6. The media is ridiculous. Yes, I know. I'm one of them. But really. It's downright embarrassing. Because cable and satellite have created a 24 hour news cycle, the news shows most resemble a bunch of old people sitting around a table hashing and rehashing the same topic as they play canasta. "Is this change or just more of the same?" "Should Obama be keeping a lower profile?" "Is Obama taking charge too soon?" "Which dog will the Obama's get?"
It's the same stuff over and over and over and there's rarely anything new. When there is, everyone pounces on it like a pack of dogs in an alley. Pretty soon it's so mangled there's nothing left but a little bone.
7. Rachel Maddow and Jon Stewart rock. Jon Stewart is my favorite media watchdog. He's smart, he's willing to take on the people he likes as well as the ones he disagrees with, and he's essentially good hearted. This man brought on the tightly wound Bill O'Reilly and offered him not a tongue lashing, but a cup of cocoa and a teddy bear. It was a dig, but there was an element of sincerity. Stewart's essential warmth (remember him after 9-11) and obvious idealism make him the critic with a heart. And man, does the media need to be watched. Opinion masquerades as news everywhere now.
Maddow has a similar warmth. She may be progressive, she may be snarky, but she's human. When she says she's been waiting years for infrastructure to get sexy, you know she means it - and she's thrilled that it's happening. She's not standing on the sidelines jeering, she's emotionally in the middle of things and talking about things that she believes matter. I can't watch the news much now - it makes me twitch. But Stewart and Maddow still tell me what they're thinking most nights.

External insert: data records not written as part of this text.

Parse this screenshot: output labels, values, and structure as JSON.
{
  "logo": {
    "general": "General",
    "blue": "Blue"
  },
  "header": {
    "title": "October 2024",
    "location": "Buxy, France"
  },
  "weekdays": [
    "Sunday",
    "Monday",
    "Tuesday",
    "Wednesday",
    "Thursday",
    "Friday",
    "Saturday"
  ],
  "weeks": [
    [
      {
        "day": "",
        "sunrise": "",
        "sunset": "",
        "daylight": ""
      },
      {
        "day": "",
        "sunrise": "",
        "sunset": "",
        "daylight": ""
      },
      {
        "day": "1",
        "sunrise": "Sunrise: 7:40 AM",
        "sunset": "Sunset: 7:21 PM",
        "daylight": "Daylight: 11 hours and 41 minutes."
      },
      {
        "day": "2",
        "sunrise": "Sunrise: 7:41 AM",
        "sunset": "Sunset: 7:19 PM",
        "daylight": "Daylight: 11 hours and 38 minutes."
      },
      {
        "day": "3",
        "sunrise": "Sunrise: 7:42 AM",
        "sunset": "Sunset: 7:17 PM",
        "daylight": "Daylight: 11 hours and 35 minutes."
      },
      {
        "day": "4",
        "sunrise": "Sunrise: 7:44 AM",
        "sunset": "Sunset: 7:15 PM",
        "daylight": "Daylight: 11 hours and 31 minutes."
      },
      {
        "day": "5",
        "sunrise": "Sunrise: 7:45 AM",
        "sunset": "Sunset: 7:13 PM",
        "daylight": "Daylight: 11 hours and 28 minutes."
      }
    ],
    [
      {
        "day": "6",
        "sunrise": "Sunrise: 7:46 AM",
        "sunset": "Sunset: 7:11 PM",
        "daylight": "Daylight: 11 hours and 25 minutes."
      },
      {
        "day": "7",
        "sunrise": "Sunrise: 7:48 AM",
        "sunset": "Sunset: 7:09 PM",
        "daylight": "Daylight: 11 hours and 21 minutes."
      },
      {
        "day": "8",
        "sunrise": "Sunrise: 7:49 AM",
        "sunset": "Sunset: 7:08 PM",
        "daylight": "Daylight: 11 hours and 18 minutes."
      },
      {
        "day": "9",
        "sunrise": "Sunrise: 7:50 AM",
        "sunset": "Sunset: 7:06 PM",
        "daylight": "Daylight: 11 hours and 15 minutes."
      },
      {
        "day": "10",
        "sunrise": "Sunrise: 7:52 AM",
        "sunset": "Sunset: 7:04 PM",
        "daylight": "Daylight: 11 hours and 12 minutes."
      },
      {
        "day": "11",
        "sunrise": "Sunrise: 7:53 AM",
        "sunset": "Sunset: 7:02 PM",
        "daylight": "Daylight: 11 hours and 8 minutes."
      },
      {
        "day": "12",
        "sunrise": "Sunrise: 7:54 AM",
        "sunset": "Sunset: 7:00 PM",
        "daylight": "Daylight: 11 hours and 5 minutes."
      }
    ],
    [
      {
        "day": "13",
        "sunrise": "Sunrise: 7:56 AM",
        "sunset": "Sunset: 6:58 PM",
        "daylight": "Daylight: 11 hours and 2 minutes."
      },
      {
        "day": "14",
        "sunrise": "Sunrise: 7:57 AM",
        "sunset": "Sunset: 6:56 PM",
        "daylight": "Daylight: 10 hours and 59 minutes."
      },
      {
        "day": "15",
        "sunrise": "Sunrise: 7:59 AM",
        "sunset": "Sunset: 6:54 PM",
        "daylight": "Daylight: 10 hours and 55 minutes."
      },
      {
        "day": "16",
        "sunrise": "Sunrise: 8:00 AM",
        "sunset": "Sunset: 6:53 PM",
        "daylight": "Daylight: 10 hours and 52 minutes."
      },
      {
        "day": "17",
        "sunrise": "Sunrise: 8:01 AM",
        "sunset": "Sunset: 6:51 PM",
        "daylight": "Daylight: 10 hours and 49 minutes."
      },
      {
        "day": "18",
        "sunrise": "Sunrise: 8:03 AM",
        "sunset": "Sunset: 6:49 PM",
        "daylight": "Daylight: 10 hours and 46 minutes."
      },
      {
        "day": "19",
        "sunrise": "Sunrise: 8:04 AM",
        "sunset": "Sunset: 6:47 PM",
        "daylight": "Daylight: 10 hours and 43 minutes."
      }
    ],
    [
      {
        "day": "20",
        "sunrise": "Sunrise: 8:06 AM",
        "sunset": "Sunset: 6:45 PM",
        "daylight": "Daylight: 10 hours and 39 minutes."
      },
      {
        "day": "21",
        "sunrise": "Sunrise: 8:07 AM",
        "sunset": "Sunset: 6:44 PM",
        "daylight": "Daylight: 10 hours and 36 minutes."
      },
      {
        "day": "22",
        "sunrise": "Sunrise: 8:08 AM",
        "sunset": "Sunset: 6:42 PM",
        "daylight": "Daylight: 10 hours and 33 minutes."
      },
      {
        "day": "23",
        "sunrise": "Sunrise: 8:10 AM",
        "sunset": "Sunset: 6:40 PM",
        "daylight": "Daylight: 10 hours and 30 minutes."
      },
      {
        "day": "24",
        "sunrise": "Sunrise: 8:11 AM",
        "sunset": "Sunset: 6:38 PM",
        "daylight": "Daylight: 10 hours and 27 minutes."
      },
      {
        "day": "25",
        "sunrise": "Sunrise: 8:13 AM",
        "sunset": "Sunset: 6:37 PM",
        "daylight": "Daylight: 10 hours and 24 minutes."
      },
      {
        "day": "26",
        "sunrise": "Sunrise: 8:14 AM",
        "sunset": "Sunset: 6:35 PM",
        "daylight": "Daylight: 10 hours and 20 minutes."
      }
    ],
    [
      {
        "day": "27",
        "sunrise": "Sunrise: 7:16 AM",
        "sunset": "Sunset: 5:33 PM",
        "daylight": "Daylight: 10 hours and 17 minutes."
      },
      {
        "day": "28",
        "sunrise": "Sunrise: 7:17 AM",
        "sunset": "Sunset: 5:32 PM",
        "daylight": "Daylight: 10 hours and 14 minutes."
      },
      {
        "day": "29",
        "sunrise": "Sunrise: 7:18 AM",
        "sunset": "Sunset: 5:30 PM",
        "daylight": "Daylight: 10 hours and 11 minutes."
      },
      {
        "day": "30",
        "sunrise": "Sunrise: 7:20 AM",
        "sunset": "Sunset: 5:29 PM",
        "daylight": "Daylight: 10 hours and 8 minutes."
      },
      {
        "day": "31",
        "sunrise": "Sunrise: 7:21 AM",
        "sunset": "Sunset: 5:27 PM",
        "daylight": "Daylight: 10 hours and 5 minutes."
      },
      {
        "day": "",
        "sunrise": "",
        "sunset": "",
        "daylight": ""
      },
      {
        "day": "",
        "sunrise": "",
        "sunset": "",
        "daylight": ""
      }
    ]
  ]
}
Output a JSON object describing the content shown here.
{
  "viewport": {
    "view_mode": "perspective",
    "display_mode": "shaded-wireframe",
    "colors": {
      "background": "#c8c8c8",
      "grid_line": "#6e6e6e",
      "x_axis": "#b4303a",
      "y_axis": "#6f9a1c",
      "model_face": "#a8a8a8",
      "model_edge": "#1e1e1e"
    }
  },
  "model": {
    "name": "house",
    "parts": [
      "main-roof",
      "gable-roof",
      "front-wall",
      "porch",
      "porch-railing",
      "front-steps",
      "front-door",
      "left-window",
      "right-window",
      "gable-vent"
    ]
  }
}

8. I Don't Know Much. I never thought I knew much...lots of people had more information and lots more opinions. I've come to realize I know very little - and any opinions I hold are subject to change as more information becomes available. I think the good thing is once you know you don't know much, you're willing to listen and learn. I'm listening.